Close Menu

War costs more than just dollars. But does Congress remember that?

American Military Humvee Driving Down Desert Road

By Concerned Veterans for America

The cost of war is not just measured in dollars and statistics. Beyond those numbers are the faces of individual veterans, who’ve taken on the hidden costs of war.   

Veterans put their lives on the line defending the Constitution, and they come back with scars, both seen and unseen.   

The Constitution they’ve served is clear on what Congress’ role is in military engagement. But for too long, Congress has ignored its duties.  

As a 22-year veteran, CVA Special Advisor Jason Beardsley has first-hand experience with the costs American servicemen and women are paying in today’s unchecked wars. He recently made a strong case for why Congress must repeal outdated AUMFs in The Hill. 

 Veterans organizations all over the country do their best to ensure veterans have what they need to thrive in post-service life. But that noble work copes with the symptoms of congressional malaise — the legislature’s persistent unwillingness to make tough, responsible decisions about military engagement.

The 1957, 1991 and 2002 AUMFs each authorized some form of engagement in the Middle East — combatting communism through security assistance and authorizing operations in the first and second Iraq Wars, respectively.

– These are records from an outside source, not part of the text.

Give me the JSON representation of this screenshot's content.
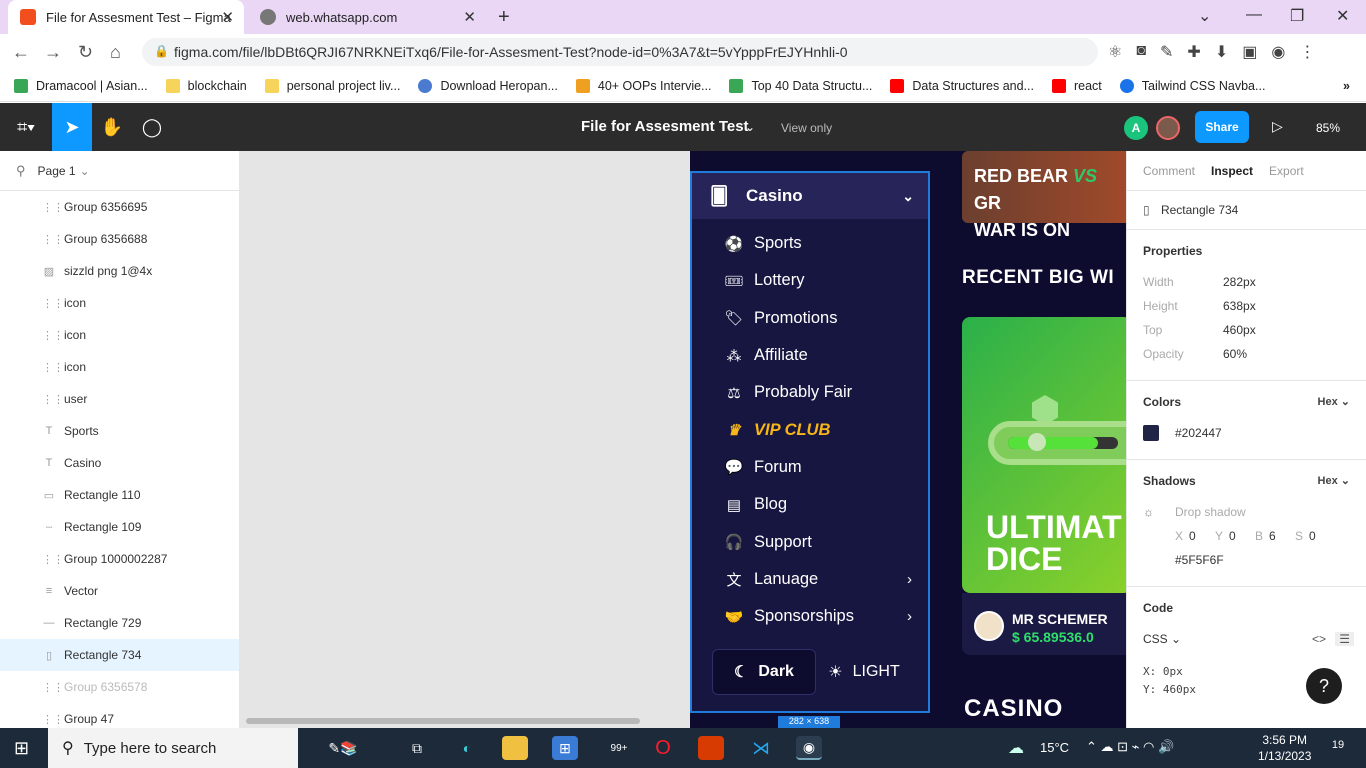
{
  "browser": {
    "tabs": [
      {
        "title": "File for Assesment Test – Figma",
        "active": true,
        "favicon_color": "#f24e1e"
      },
      {
        "title": "web.whatsapp.com",
        "active": false,
        "favicon_color": "#777777"
      }
    ],
    "url": "figma.com/file/lbDBt6QRJI67NRKNEiTxq6/File-for-Assesment-Test?node-id=0%3A7&t=5vYpppFrEJYHnhli-0",
    "bookmarks": [
      {
        "label": "Dramacool | Asian...",
        "color": "#3aa757"
      },
      {
        "label": "blockchain",
        "color": "#f6d35b"
      },
      {
        "label": "personal project liv...",
        "color": "#f6d35b"
      },
      {
        "label": "Download Heropan...",
        "color": "#4a7bd0"
      },
      {
        "label": "40+ OOPs Intervie...",
        "color": "#f0a020"
      },
      {
        "label": "Top 40 Data Structu...",
        "color": "#3aa757"
      },
      {
        "label": "Data Structures and...",
        "color": "#ff0000"
      },
      {
        "label": "react",
        "color": "#ff0000"
      },
      {
        "label": "Tailwind CSS Navba...",
        "color": "#1a73e8"
      }
    ]
  },
  "figma": {
    "file_title": "File for Assesment Test",
    "view_mode": "View only",
    "avatar_initial": "A",
    "share_label": "Share",
    "zoom": "85%",
    "page_name": "Page 1"
  },
  "layers": [
    {
      "name": "Group 6356695",
      "icon": "frame",
      "selected": false,
      "dim": false
    },
    {
      "name": "Group 6356688",
      "icon": "frame",
      "selected": false,
      "dim": false
    },
    {
      "name": "sizzld png 1@4x",
      "icon": "image",
      "selected": false,
      "dim": false
    },
    {
      "name": "icon",
      "icon": "frame",
      "selected": false,
      "dim": false
    },
    {
      "name": "icon",
      "icon": "frame",
      "selected": false,
      "dim": false
    },
    {
      "name": "icon",
      "icon": "frame",
      "selected": false,
      "dim": false
    },
    {
      "name": "user",
      "icon": "frame",
      "selected": false,
      "dim": false
    },
    {
      "name": "Sports",
      "icon": "text",
      "selected": false,
      "dim": false
    },
    {
      "name": "Casino",
      "icon": "text",
      "selected": false,
      "dim": false
    },
    {
      "name": "Rectangle 110",
      "icon": "rect",
      "selected": false,
      "dim": false
    },
    {
      "name": "Rectangle 109",
      "icon": "dashed",
      "selected": false,
      "dim": false
    },
    {
      "name": "Group 1000002287",
      "icon": "frame",
      "selected": false,
      "dim": false
    },
    {
      "name": "Vector",
      "icon": "vector",
      "selected": false,
      "dim": false
    },
    {
      "name": "Rectangle 729",
      "icon": "line",
      "selected": false,
      "dim": false
    },
    {
      "name": "Rectangle 734",
      "icon": "rect-tall",
      "selected": true,
      "dim": false
    },
    {
      "name": "Group 6356578",
      "icon": "frame",
      "selected": false,
      "dim": true
    },
    {
      "name": "Group 47",
      "icon": "frame",
      "selected": false,
      "dim": false
    }
  ],
  "design": {
    "menu_header": "Casino",
    "menu_items": [
      {
        "label": "Sports",
        "icon": "sports-icon",
        "vip": false,
        "has_arrow": false
      },
      {
        "label": "Lottery",
        "icon": "lottery-icon",
        "vip": false,
        "has_arrow": false
      },
      {
        "label": "Promotions",
        "icon": "promotions-icon",
        "vip": false,
        "has_arrow": false
      },
      {
        "label": "Affiliate",
        "icon": "affiliate-icon",
        "vip": false,
        "has_arrow": false
      },
      {
        "label": "Probably Fair",
        "icon": "fair-icon",
        "vip": false,
        "has_arrow": false
      },
      {
        "label": "VIP CLUB",
        "icon": "crown-icon",
        "vip": true,
        "has_arrow": false
      },
      {
        "label": "Forum",
        "icon": "forum-icon",
        "vip": false,
        "has_arrow": false
      },
      {
        "label": "Blog",
        "icon": "blog-icon",
        "vip": false,
        "has_arrow": false
      },
      {
        "label": "Support",
        "icon": "headset-icon",
        "vip": false,
        "has_arrow": false
      },
      {
        "label": "Lanuage",
        "icon": "language-icon",
        "vip": false,
        "has_arrow": true
      },
      {
        "label": "Sponsorships",
        "icon": "handshake-icon",
        "vip": false,
        "has_arrow": true
      }
    ],
    "theme_dark": "Dark",
    "theme_light": "LIGHT",
    "size_label": "282 × 638",
    "banner_line1_a": "RED BEAR",
    "banner_vs": "VS",
    "banner_line1_b": "GR",
    "banner_line2": "WAR IS ON",
    "recent_title": "RECENT BIG WI",
    "dice_title_1": "ULTIMAT",
    "dice_title_2": "DICE",
    "winner_name": "MR SCHEMER",
    "winner_amount": "$ 65.89536.0",
    "casino_title": "CASINO"
  },
  "inspect": {
    "tabs": [
      "Comment",
      "Inspect",
      "Export"
    ],
    "active_tab": "Inspect",
    "layer_name": "Rectangle 734",
    "properties_title": "Properties",
    "properties": [
      {
        "key": "Width",
        "value": "282px"
      },
      {
        "key": "Height",
        "value": "638px"
      },
      {
        "key": "Top",
        "value": "460px"
      },
      {
        "key": "Opacity",
        "value": "60%"
      }
    ],
    "colors_title": "Colors",
    "color_format": "Hex",
    "color_value": "#202447",
    "shadows_title": "Shadows",
    "shadow_format": "Hex",
    "shadow_type": "Drop shadow",
    "shadow_params": [
      {
        "k": "X",
        "v": "0"
      },
      {
        "k": "Y",
        "v": "0"
      },
      {
        "k": "B",
        "v": "6"
      },
      {
        "k": "S",
        "v": "0"
      }
    ],
    "shadow_color": "#5F5F6F",
    "code_title": "Code",
    "code_lang": "CSS",
    "code_lines": [
      "X: 0px",
      "Y: 460px"
    ]
  },
  "taskbar": {
    "search_placeholder": "Type here to search",
    "temperature": "15°C",
    "time": "3:56 PM",
    "date": "1/13/2023",
    "mail_badge": "99+",
    "notif_count": "19"
  }
}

None of these AUMFs are the sole authority for any ongoing operations, yet they remain a potentially abusable back door to conflict without a congressional vote. 

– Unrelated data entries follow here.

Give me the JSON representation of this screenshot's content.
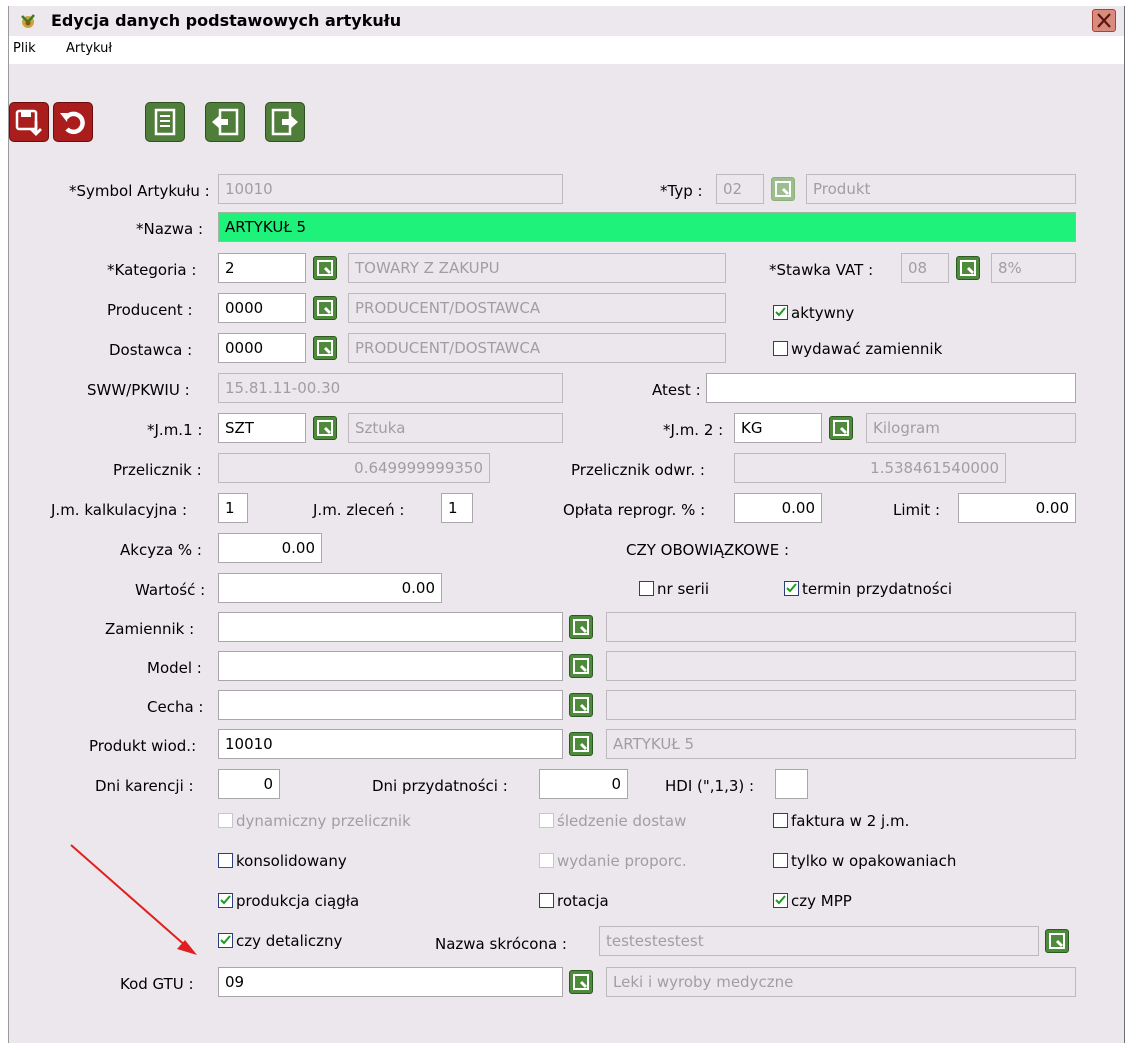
{
  "window": {
    "title": "Edycja danych podstawowych artykułu"
  },
  "menu": [
    "Plik",
    "Artykuł"
  ],
  "toolbar": [
    {
      "name": "save-button",
      "icon": "save-icon",
      "color": "#aa1d1d"
    },
    {
      "name": "undo-button",
      "icon": "undo-icon",
      "color": "#aa1d1d"
    },
    {
      "name": "document-button",
      "icon": "document-icon",
      "color": "#4f7d3a"
    },
    {
      "name": "prev-button",
      "icon": "arrow-left-icon",
      "color": "#4f7d3a"
    },
    {
      "name": "next-button",
      "icon": "arrow-right-icon",
      "color": "#4f7d3a"
    }
  ],
  "labels": {
    "symbol": "*Symbol Artykułu :",
    "typ": "*Typ :",
    "nazwa": "*Nazwa :",
    "kategoria": "*Kategoria :",
    "stawka": "*Stawka VAT :",
    "producent": "Producent :",
    "dostawca": "Dostawca :",
    "sww": "SWW/PKWIU :",
    "atest": "Atest :",
    "jm1": "*J.m.1 :",
    "jm2": "*J.m. 2 :",
    "przelicznik": "Przelicznik :",
    "przelicznik_odwr": "Przelicznik odwr. :",
    "jm_kalk": "J.m. kalkulacyjna :",
    "jm_zlecen": "J.m. zleceń :",
    "oplata": "Opłata reprogr. % :",
    "limit": "Limit :",
    "akcyza": "Akcyza % :",
    "czy_obowiazkowe": "CZY OBOWIĄZKOWE :",
    "wartosc": "Wartość :",
    "zamiennik": "Zamiennik :",
    "model": "Model :",
    "cecha": "Cecha :",
    "produkt_wiod": "Produkt wiod.:",
    "dni_karencji": "Dni karencji :",
    "dni_przydatnosci": "Dni przydatności :",
    "hdi": "HDI (\",1,3) :",
    "nazwa_skrocona": "Nazwa skrócona :",
    "kod_gtu": "Kod GTU :"
  },
  "values": {
    "symbol": "10010",
    "typ_code": "02",
    "typ_name": "Produkt",
    "nazwa": "ARTYKUŁ 5",
    "kategoria_code": "2",
    "kategoria_name": "TOWARY Z ZAKUPU",
    "stawka_code": "08",
    "stawka_name": "8%",
    "producent_code": "0000",
    "producent_name": "PRODUCENT/DOSTAWCA",
    "dostawca_code": "0000",
    "dostawca_name": "PRODUCENT/DOSTAWCA",
    "sww": "15.81.11-00.30",
    "atest": "",
    "jm1_code": "SZT",
    "jm1_name": "Sztuka",
    "jm2_code": "KG",
    "jm2_name": "Kilogram",
    "przelicznik": "0.649999999350",
    "przelicznik_odwr": "1.538461540000",
    "jm_kalk": "1",
    "jm_zlecen": "1",
    "oplata": "0.00",
    "limit": "0.00",
    "akcyza": "0.00",
    "wartosc": "0.00",
    "zamiennik_code": "",
    "zamiennik_name": "",
    "model_code": "",
    "model_name": "",
    "cecha_code": "",
    "cecha_name": "",
    "produkt_wiod_code": "10010",
    "produkt_wiod_name": "ARTYKUŁ 5",
    "dni_karencji": "0",
    "dni_przydatnosci": "0",
    "hdi": "",
    "nazwa_skrocona": "testestestest",
    "kod_gtu_code": "09",
    "kod_gtu_name": "Leki i wyroby medyczne"
  },
  "checkboxes": {
    "aktywny": {
      "label": "aktywny",
      "checked": true,
      "enabled": true
    },
    "wydawac_zamiennik": {
      "label": "wydawać zamiennik",
      "checked": false,
      "enabled": true
    },
    "nr_serii": {
      "label": "nr serii",
      "checked": false,
      "enabled": true
    },
    "termin_przydatnosci": {
      "label": "termin przydatności",
      "checked": true,
      "enabled": true
    },
    "dynamiczny_przelicznik": {
      "label": "dynamiczny przelicznik",
      "checked": false,
      "enabled": false
    },
    "sledzenie_dostaw": {
      "label": "śledzenie dostaw",
      "checked": false,
      "enabled": false
    },
    "faktura_2jm": {
      "label": "faktura w 2 j.m.",
      "checked": false,
      "enabled": true
    },
    "konsolidowany": {
      "label": "konsolidowany",
      "checked": false,
      "enabled": true
    },
    "wydanie_proporc": {
      "label": "wydanie proporc.",
      "checked": false,
      "enabled": false
    },
    "tylko_w_opakowaniach": {
      "label": "tylko w opakowaniach",
      "checked": false,
      "enabled": true
    },
    "produkcja_ciagla": {
      "label": "produkcja ciągła",
      "checked": true,
      "enabled": true
    },
    "rotacja": {
      "label": "rotacja",
      "checked": false,
      "enabled": true
    },
    "czy_mpp": {
      "label": "czy MPP",
      "checked": true,
      "enabled": true
    },
    "czy_detaliczny": {
      "label": "czy detaliczny",
      "checked": true,
      "enabled": true
    }
  },
  "colors": {
    "background": "#ece7ed",
    "highlight_field": "#1ff27a",
    "lookup_button": "#4e8a3c",
    "annotation_arrow": "#e02020"
  }
}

The hidden costs of unchecked wars are staggering: The VA will spend $2.5 trillion in veteran care by 2050, 40% of post-9/11 veterans have some form of disability, and four times more Global War on Terror veterans have died by suicide than died in combat.   

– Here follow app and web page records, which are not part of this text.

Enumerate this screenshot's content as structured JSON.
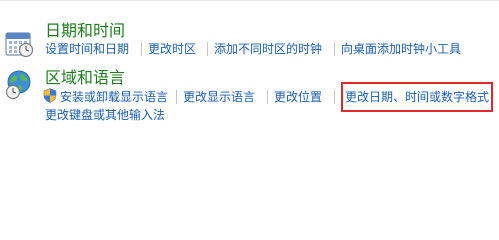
{
  "categories": [
    {
      "title": "日期和时间",
      "icon": "calendar-clock-icon",
      "links": [
        "设置时间和日期",
        "更改时区",
        "添加不同时区的时钟",
        "向桌面添加时钟小工具"
      ]
    },
    {
      "title": "区域和语言",
      "icon": "globe-clock-icon",
      "links": [
        "安装或卸载显示语言",
        "更改显示语言",
        "更改位置",
        "更改日期、时间或数字格式",
        "更改键盘或其他输入法"
      ],
      "admin_icon": "uac-shield-icon"
    }
  ],
  "annotation": {
    "highlight_color": "#e02b2b",
    "highlighted_link": "更改日期、时间或数字格式"
  },
  "colors": {
    "title": "#1e7e1e",
    "link": "#1a5fb4",
    "separator": "#c4c4c4"
  }
}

The least our leaders can do for those who put their lives at risk is to follow the Constitution they swore to defend. 

Those of us who served are more than just numbers and statistics. We are the tip of the spear who live the consequences of our leaders’ decisions. The least Congress can do is honor our oath to the Constitution by debating and voting on matters of war. If a situation arises that requires military action, Congress can address it at that point, not just rely on blank check authorization to get them out of doing their job.

Tell Congress the time to repeal outdated AUMFs is now.